A bus is coming and I’m not going to make it. I’m carrying groceries and I still have at least 20 meters to the stop. I’m half running and turn my head to check my progress against that of the bus. I see it pulling right in front of me. The doors open. The driver is smiling “Come on, Hon!” – I step inside and smile in return. “Thank you, thank you”. The bus is crowded with kids out from school. There are three kids talking about 9/11. Almost three years already. For them it was such a long time ago. “Where’re you from?” The question brings me back to the driver. I smile. “From France. How could you tell? All I said was “Thank you”.
“That was enough” he is laughing – the last sound of his sentence is almost like a song. “Enoooooouuugh”. I replay the sound in my head.
We talk. Regular stuff. Do you like it here? Where are you from in France? How long?
I do love it here. People are much nicer. He is from North Carolina. He does not agree. "People here are all right, but back home, they are real nice." Again the “real” is long, like a song.
The kids come out of the bus. I see them entering a convenient store.
I get off soon after. This was not my bus.

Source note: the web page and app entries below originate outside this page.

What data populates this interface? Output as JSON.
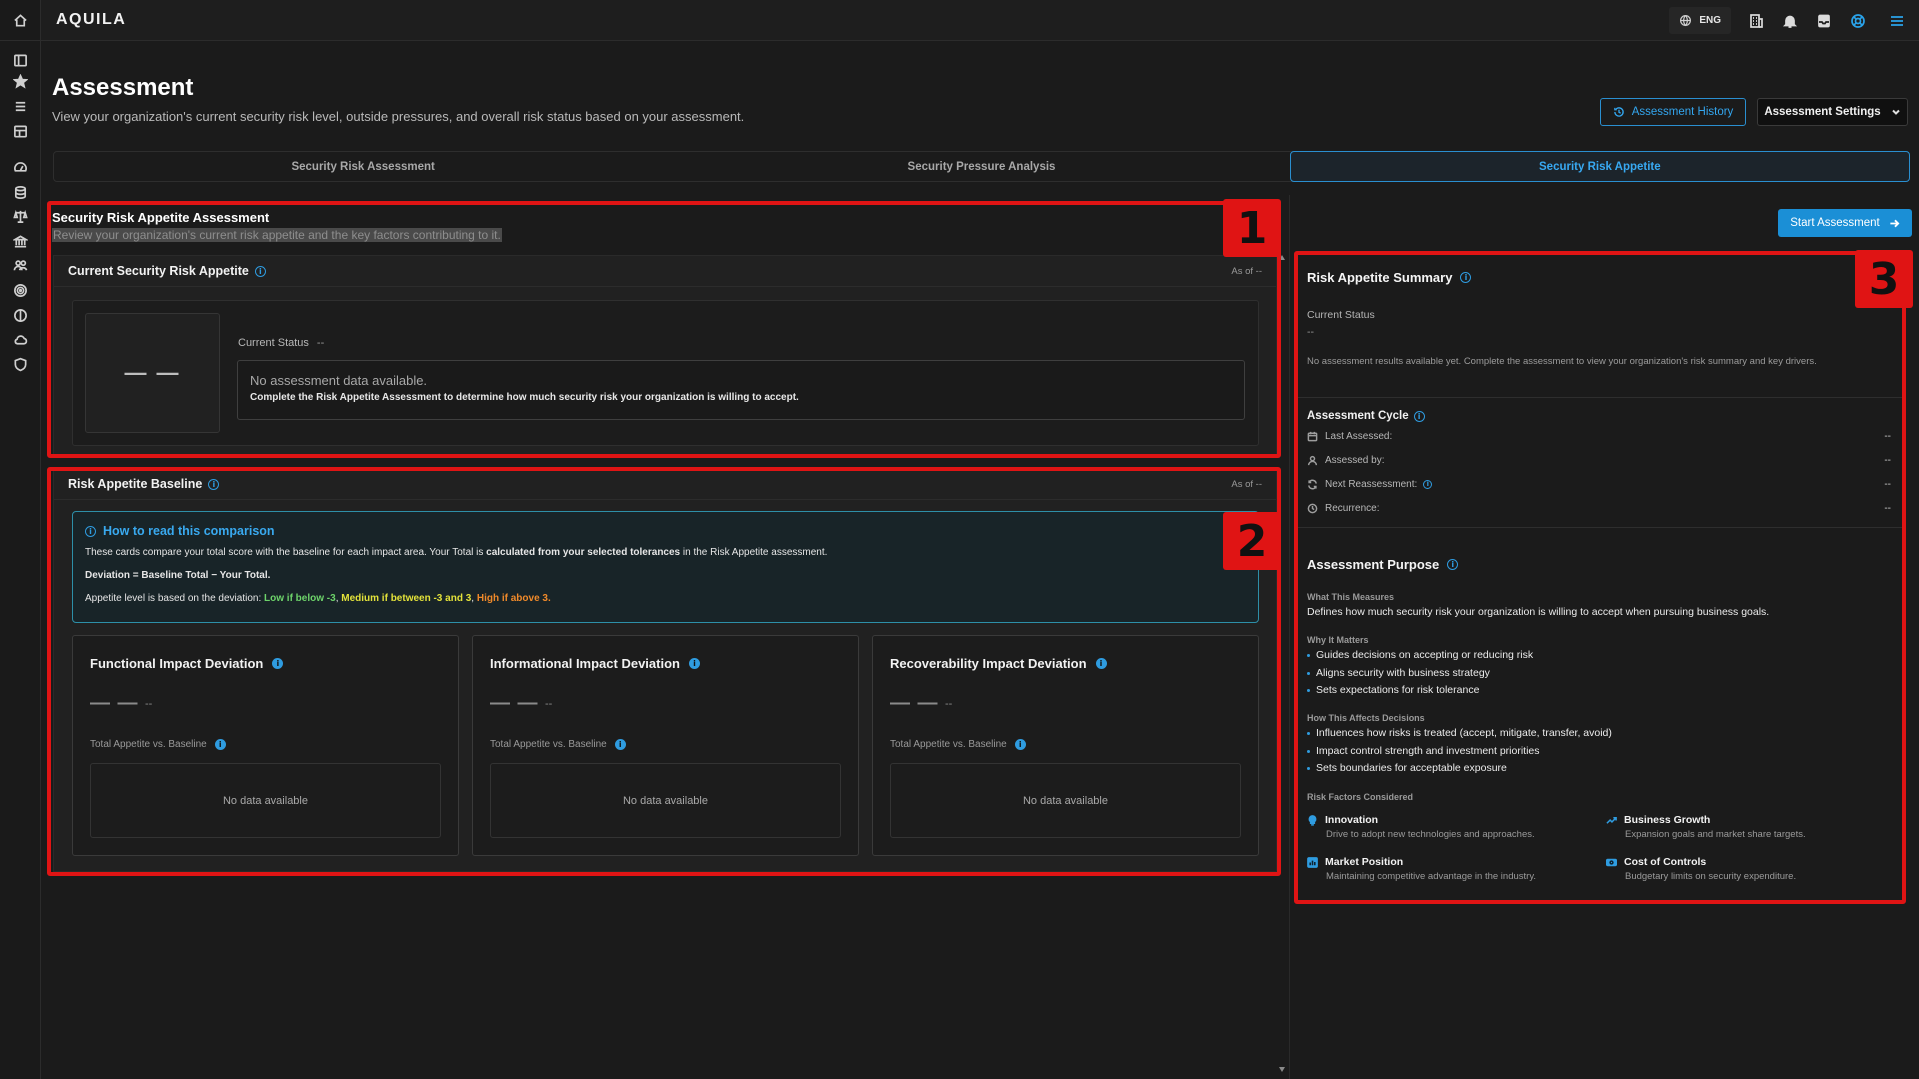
{
  "app": {
    "logo": "AQUILA"
  },
  "topbar": {
    "language": "ENG"
  },
  "page": {
    "title": "Assessment",
    "subtitle": "View your organization's current security risk level, outside pressures, and overall risk status based on your assessment.",
    "history_button": "Assessment History",
    "settings_button": "Assessment Settings"
  },
  "tabs": [
    {
      "label": "Security Risk Assessment",
      "active": false
    },
    {
      "label": "Security Pressure Analysis",
      "active": false
    },
    {
      "label": "Security Risk Appetite",
      "active": true
    }
  ],
  "appetite": {
    "title": "Security Risk Appetite Assessment",
    "subtitle": "Review your organization's current risk appetite and the key factors contributing to it.",
    "current_card": {
      "title": "Current Security Risk Appetite",
      "as_of": "As of --",
      "status_box_value": "— —",
      "status_label": "Current Status",
      "status_value": "--",
      "no_data_title": "No assessment data available.",
      "no_data_body": "Complete the Risk Appetite Assessment to determine how much security risk your organization is willing to accept."
    }
  },
  "baseline": {
    "title": "Risk Appetite Baseline",
    "as_of": "As of --",
    "howto": {
      "title": "How to read this comparison",
      "line1_a": "These cards compare your total score with the baseline for each impact area. Your Total is ",
      "line1_b": "calculated from your selected tolerances",
      "line1_c": " in the Risk Appetite assessment.",
      "deviation": "Deviation = Baseline Total − Your Total.",
      "level_prefix": "Appetite level is based on the deviation: ",
      "low": "Low if below -3",
      "sep": ", ",
      "medium": "Medium if between -3 and 3",
      "high": "High if above 3."
    },
    "cards": [
      {
        "title": "Functional Impact Deviation",
        "value": "— —",
        "sub_value": "--",
        "compare_label": "Total Appetite vs. Baseline",
        "empty": "No data available"
      },
      {
        "title": "Informational Impact Deviation",
        "value": "— —",
        "sub_value": "--",
        "compare_label": "Total Appetite vs. Baseline",
        "empty": "No data available"
      },
      {
        "title": "Recoverability Impact Deviation",
        "value": "— —",
        "sub_value": "--",
        "compare_label": "Total Appetite vs. Baseline",
        "empty": "No data available"
      }
    ]
  },
  "summary": {
    "start_button": "Start Assessment",
    "title": "Risk Appetite Summary",
    "status_label": "Current Status",
    "status_value": "--",
    "note": "No assessment results available yet. Complete the assessment to view your organization's risk summary and key drivers.",
    "cycle_title": "Assessment Cycle",
    "cycle": [
      {
        "label": "Last Assessed:",
        "value": "--"
      },
      {
        "label": "Assessed by:",
        "value": "--"
      },
      {
        "label": "Next Reassessment:",
        "value": "--"
      },
      {
        "label": "Recurrence:",
        "value": "--"
      }
    ],
    "purpose_title": "Assessment Purpose",
    "what_label": "What This Measures",
    "what_text": "Defines how much security risk your organization is willing to accept when pursuing business goals.",
    "why_label": "Why It Matters",
    "why_items": [
      "Guides decisions on accepting or reducing risk",
      "Aligns security with business strategy",
      "Sets expectations for risk tolerance"
    ],
    "how_label": "How This Affects Decisions",
    "how_items": [
      "Influences how risks is treated (accept, mitigate, transfer, avoid)",
      "Impact control strength and investment priorities",
      "Sets boundaries for acceptable exposure"
    ],
    "factors_label": "Risk Factors Considered",
    "factors": [
      {
        "name": "Innovation",
        "desc": "Drive to adopt new technologies and approaches."
      },
      {
        "name": "Business Growth",
        "desc": "Expansion goals and market share targets."
      },
      {
        "name": "Market Position",
        "desc": "Maintaining competitive advantage in the industry."
      },
      {
        "name": "Cost of Controls",
        "desc": "Budgetary limits on security expenditure."
      }
    ]
  },
  "annotations": {
    "one": "1",
    "two": "2",
    "three": "3",
    "color": "#e01414"
  },
  "colors": {
    "accent": "#1b8fd6",
    "low": "#6dd36a",
    "medium": "#e3e23a",
    "high": "#f08a2a"
  }
}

I just stepped out and saw someone getting off a cab. I intended to walk but it is hard to resist such call of fate.
I open the door. The driver tells me apologetically “I’m going to have to stop somewhere. Now”. As soon as he said that, he stops the car and gets out. We’re still in front of my place. I am a bit puzzled but stay silent. He comes back and we’re on our way. The incident has broken the ice. We talk. I tell him I’m on my way to deliver French cheeses to a friend. I brought them back from a recent trip home. He is quite stunned and amused. I am a stranger for him. A French wacko who brings cheeses back despite strict custom regulations and all the places to get excellent cheese in town.
The silence comes back in the car.
We pass a restaurant and he honks to a guy standing there in front. I ask him if this is a friend or a customer. A friend, he says, a lawyer who’s real nice. I play it blind and laugh about the oxymoron “A nice lawyer! Really!!”. I am on autopilot. Scripted reactions to avoid thinking. This is when he gets me. “You know” I hear now “one should only look at the individual. No as part of a group. No one deserves to be blamed collectively”. There is nothing I can reply to that except that he is right. That I am in this country because a lawyer helped me navigated the intricacy of the system. She helped so many others in more dire situations and she helped me. For free. Not a single penny. I owe her my current life. He is beaming. He tells me that the guy he saluted also is helping him after bad time. I think jail. He says he lost his job before becoming a taxi driver and that he wanted it back or being at least compensated for it. This lawyer is also working pro-bono. Helping him out. We keep talking about the people who makes a difference in the life of others. The ones like these two lawyers.
The meeting place for the cheese exchange is fast approaching. He pulls in a parking spot and exit the car to shake my hand. We exchange names and the confession that we contributed to each other’s day. Why did I think “Jail”?

Monday, April 26, 2004

Un petit coin de parapluie

I could not help but shout “Be careful!” to the man in the middle of the road. A car was coming at him and his umbrella, tilted to protect him from both the rain and the wind blocked his view. Or so I thought. He had seen the car but thanked me for the warning. Offered me the protection of his umbrella while we’re walking. The song of Brassens was playing in my head. “Un petit coin de paradis, pour un coin de parapluie...”. He ended up walking me home. It was on his way.